===== Recorded information

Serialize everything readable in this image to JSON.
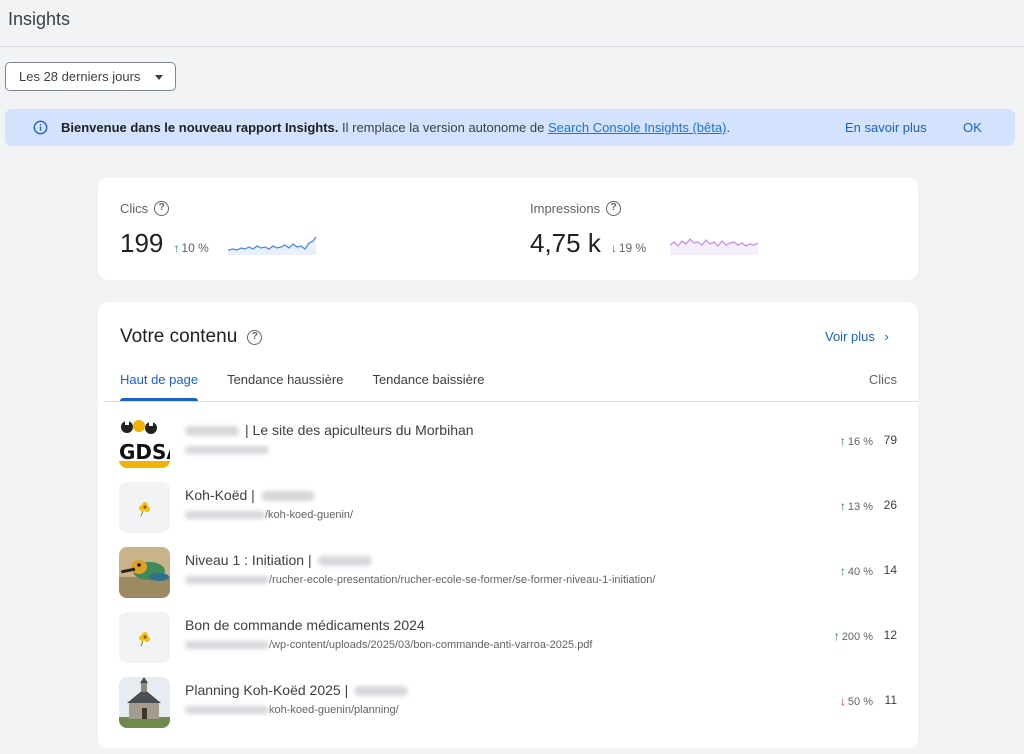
{
  "header": {
    "title": "Insights"
  },
  "range": {
    "selected": "Les 28 derniers jours"
  },
  "banner": {
    "bold": "Bienvenue dans le nouveau rapport Insights.",
    "text": " Il remplace la version autonome de ",
    "link": "Search Console Insights (bêta)",
    "after": ".",
    "learn_more": "En savoir plus",
    "ok": "OK"
  },
  "metrics": {
    "clicks": {
      "label": "Clics",
      "value": "199",
      "delta": "10 %",
      "direction": "up",
      "color": "#1a73e8"
    },
    "impressions": {
      "label": "Impressions",
      "value": "4,75 k",
      "delta": "19 %",
      "direction": "down",
      "color": "#9334e6"
    }
  },
  "content": {
    "title": "Votre contenu",
    "see_more": "Voir plus",
    "tabs": [
      "Haut de page",
      "Tendance haussière",
      "Tendance baissière"
    ],
    "active_tab": 0,
    "column": "Clics",
    "rows": [
      {
        "title": "| Le site des apiculteurs du Morbihan",
        "url_suffix": "",
        "change": "16 %",
        "direction": "up",
        "clicks": "79",
        "thumb": "logo"
      },
      {
        "title": "Koh-Koëd |",
        "url_suffix": "/koh-koed-guenin/",
        "change": "13 %",
        "direction": "up",
        "clicks": "26",
        "thumb": "placeholder"
      },
      {
        "title": "Niveau 1 : Initiation |",
        "url_suffix": "/rucher-ecole-presentation/rucher-ecole-se-former/se-former-niveau-1-initiation/",
        "change": "40 %",
        "direction": "up",
        "clicks": "14",
        "thumb": "bird"
      },
      {
        "title": "Bon de commande médicaments 2024",
        "url_suffix": "/wp-content/uploads/2025/03/bon-commande-anti-varroa-2025.pdf",
        "change": "200 %",
        "direction": "up",
        "clicks": "12",
        "thumb": "placeholder"
      },
      {
        "title": "Planning Koh-Koëd 2025 |",
        "url_suffix": "koh-koed-guenin/planning/",
        "change": "50 %",
        "direction": "down",
        "clicks": "11",
        "thumb": "chapel"
      }
    ]
  }
}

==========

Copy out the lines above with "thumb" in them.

        "thumb": "logo"
        "thumb": "placeholder"
        "thumb": "bird"
        "thumb": "placeholder"
        "thumb": "chapel"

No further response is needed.